Each entry that appears below should be restated word for word.

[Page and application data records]
== Segment start ==

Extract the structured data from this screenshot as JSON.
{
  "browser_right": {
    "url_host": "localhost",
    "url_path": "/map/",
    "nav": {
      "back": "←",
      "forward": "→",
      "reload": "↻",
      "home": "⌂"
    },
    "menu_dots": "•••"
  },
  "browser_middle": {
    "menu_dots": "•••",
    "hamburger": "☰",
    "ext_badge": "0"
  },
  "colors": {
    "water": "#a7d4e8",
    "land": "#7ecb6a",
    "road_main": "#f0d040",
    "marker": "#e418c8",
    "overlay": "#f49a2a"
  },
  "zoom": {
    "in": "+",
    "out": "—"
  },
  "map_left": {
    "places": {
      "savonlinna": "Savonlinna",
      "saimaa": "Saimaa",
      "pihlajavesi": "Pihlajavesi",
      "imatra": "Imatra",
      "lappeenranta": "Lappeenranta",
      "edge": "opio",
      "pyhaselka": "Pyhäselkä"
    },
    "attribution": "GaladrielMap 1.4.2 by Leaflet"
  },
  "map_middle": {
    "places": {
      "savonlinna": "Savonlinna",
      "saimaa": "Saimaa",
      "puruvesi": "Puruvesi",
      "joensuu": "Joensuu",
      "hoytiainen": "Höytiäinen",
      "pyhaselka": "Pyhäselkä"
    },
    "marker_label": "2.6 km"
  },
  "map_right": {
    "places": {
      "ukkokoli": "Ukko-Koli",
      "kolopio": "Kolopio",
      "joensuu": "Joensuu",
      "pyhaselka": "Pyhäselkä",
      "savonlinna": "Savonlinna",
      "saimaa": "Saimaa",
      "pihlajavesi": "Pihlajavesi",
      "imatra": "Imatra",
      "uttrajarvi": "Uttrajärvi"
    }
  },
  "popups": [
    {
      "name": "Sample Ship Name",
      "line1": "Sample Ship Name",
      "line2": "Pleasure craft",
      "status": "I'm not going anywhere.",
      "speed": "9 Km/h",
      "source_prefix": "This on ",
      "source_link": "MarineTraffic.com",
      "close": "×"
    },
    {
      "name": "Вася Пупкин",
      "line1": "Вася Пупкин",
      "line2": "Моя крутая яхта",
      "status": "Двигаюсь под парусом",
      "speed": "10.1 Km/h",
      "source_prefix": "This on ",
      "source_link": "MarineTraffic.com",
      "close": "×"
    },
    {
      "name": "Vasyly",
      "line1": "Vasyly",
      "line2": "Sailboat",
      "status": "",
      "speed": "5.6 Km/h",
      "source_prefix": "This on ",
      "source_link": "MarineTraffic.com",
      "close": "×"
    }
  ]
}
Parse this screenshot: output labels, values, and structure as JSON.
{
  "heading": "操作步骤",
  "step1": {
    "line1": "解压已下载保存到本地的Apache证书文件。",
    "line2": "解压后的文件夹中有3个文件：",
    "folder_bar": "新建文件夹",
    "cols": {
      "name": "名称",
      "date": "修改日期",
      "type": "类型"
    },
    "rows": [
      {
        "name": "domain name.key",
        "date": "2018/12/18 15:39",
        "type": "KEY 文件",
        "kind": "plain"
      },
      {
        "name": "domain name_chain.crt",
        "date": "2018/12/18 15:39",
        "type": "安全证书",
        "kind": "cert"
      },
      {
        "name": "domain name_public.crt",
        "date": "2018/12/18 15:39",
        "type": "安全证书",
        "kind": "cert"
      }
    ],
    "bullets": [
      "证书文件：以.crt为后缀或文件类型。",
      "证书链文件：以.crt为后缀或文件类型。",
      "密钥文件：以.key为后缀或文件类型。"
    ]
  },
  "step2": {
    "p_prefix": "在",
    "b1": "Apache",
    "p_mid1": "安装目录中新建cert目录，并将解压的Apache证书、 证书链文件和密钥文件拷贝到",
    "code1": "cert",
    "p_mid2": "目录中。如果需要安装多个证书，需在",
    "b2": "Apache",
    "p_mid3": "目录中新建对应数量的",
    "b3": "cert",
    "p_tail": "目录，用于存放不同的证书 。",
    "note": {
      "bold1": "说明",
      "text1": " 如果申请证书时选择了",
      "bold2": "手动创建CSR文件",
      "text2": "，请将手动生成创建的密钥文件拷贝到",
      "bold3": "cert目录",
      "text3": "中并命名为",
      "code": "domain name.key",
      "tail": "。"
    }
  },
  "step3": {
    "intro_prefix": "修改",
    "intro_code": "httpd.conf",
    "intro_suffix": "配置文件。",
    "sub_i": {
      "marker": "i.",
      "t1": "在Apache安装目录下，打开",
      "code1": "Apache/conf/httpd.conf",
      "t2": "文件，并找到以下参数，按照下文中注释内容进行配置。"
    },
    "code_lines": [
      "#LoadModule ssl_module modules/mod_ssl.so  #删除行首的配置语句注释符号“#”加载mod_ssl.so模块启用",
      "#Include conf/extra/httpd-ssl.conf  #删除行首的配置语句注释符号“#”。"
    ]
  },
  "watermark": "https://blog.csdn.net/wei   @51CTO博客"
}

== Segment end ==

◆ Completed task ◆
Extract the structured data from this screenshot as JSON.
{
  "browser_right": {
    "url_host": "localhost",
    "url_path": "/map/",
    "nav": {
      "back": "←",
      "forward": "→",
      "reload": "↻",
      "home": "⌂"
    },
    "menu_dots": "•••"
  },
  "browser_middle": {
    "menu_dots": "•••",
    "hamburger": "☰",
    "ext_badge": "0"
  },
  "colors": {
    "water": "#a7d4e8",
    "land": "#7ecb6a",
    "road_main": "#f0d040",
    "marker": "#e418c8",
    "overlay": "#f49a2a"
  },
  "zoom": {
    "in": "+",
    "out": "—"
  },
  "map_left": {
    "places": {
      "savonlinna": "Savonlinna",
      "saimaa": "Saimaa",
      "pihlajavesi": "Pihlajavesi",
      "imatra": "Imatra",
      "lappeenranta": "Lappeenranta",
      "edge": "opio",
      "pyhaselka": "Pyhäselkä"
    },
    "attribution": "GaladrielMap 1.4.2 by Leaflet"
  },
  "map_middle": {
    "places": {
      "savonlinna": "Savonlinna",
      "saimaa": "Saimaa",
      "puruvesi": "Puruvesi",
      "joensuu": "Joensuu",
      "hoytiainen": "Höytiäinen",
      "pyhaselka": "Pyhäselkä"
    },
    "marker_label": "2.6 km"
  },
  "map_right": {
    "places": {
      "ukkokoli": "Ukko-Koli",
      "kolopio": "Kolopio",
      "joensuu": "Joensuu",
      "pyhaselka": "Pyhäselkä",
      "savonlinna": "Savonlinna",
      "saimaa": "Saimaa",
      "pihlajavesi": "Pihlajavesi",
      "imatra": "Imatra",
      "uttrajarvi": "Uttrajärvi"
    }
  },
  "popups": [
    {
      "name": "Sample Ship Name",
      "line1": "Sample Ship Name",
      "line2": "Pleasure craft",
      "status": "I'm not going anywhere.",
      "speed": "9 Km/h",
      "source_prefix": "This on ",
      "source_link": "MarineTraffic.com",
      "close": "×"
    },
    {
      "name": "Вася Пупкин",
      "line1": "Вася Пупкин",
      "line2": "Моя крутая яхта",
      "status": "Двигаюсь под парусом",
      "speed": "10.1 Km/h",
      "source_prefix": "This on ",
      "source_link": "MarineTraffic.com",
      "close": "×"
    },
    {
      "name": "Vasyly",
      "line1": "Vasyly",
      "line2": "Sailboat",
      "status": "",
      "speed": "5.6 Km/h",
      "source_prefix": "This on ",
      "source_link": "MarineTraffic.com",
      "close": "×"
    }
  ]
}
Parse this screenshot: output labels, values, and structure as JSON.
{
  "heading": "操作步骤",
  "step1": {
    "line1": "解压已下载保存到本地的Apache证书文件。",
    "line2": "解压后的文件夹中有3个文件：",
    "folder_bar": "新建文件夹",
    "cols": {
      "name": "名称",
      "date": "修改日期",
      "type": "类型"
    },
    "rows": [
      {
        "name": "domain name.key",
        "date": "2018/12/18 15:39",
        "type": "KEY 文件",
        "kind": "plain"
      },
      {
        "name": "domain name_chain.crt",
        "date": "2018/12/18 15:39",
        "type": "安全证书",
        "kind": "cert"
      },
      {
        "name": "domain name_public.crt",
        "date": "2018/12/18 15:39",
        "type": "安全证书",
        "kind": "cert"
      }
    ],
    "bullets": [
      "证书文件：以.crt为后缀或文件类型。",
      "证书链文件：以.crt为后缀或文件类型。",
      "密钥文件：以.key为后缀或文件类型。"
    ]
  },
  "step2": {
    "p_prefix": "在",
    "b1": "Apache",
    "p_mid1": "安装目录中新建cert目录，并将解压的Apache证书、 证书链文件和密钥文件拷贝到",
    "code1": "cert",
    "p_mid2": "目录中。如果需要安装多个证书，需在",
    "b2": "Apache",
    "p_mid3": "目录中新建对应数量的",
    "b3": "cert",
    "p_tail": "目录，用于存放不同的证书 。",
    "note": {
      "bold1": "说明",
      "text1": " 如果申请证书时选择了",
      "bold2": "手动创建CSR文件",
      "text2": "，请将手动生成创建的密钥文件拷贝到",
      "bold3": "cert目录",
      "text3": "中并命名为",
      "code": "domain name.key",
      "tail": "。"
    }
  },
  "step3": {
    "intro_prefix": "修改",
    "intro_code": "httpd.conf",
    "intro_suffix": "配置文件。",
    "sub_i": {
      "marker": "i.",
      "t1": "在Apache安装目录下，打开",
      "code1": "Apache/conf/httpd.conf",
      "t2": "文件，并找到以下参数，按照下文中注释内容进行配置。"
    },
    "code_lines": [
      "#LoadModule ssl_module modules/mod_ssl.so  #删除行首的配置语句注释符号“#”加载mod_ssl.so模块启用",
      "#Include conf/extra/httpd-ssl.conf  #删除行首的配置语句注释符号“#”。"
    ]
  },
  "watermark": "https://blog.csdn.net/wei   @51CTO博客"
}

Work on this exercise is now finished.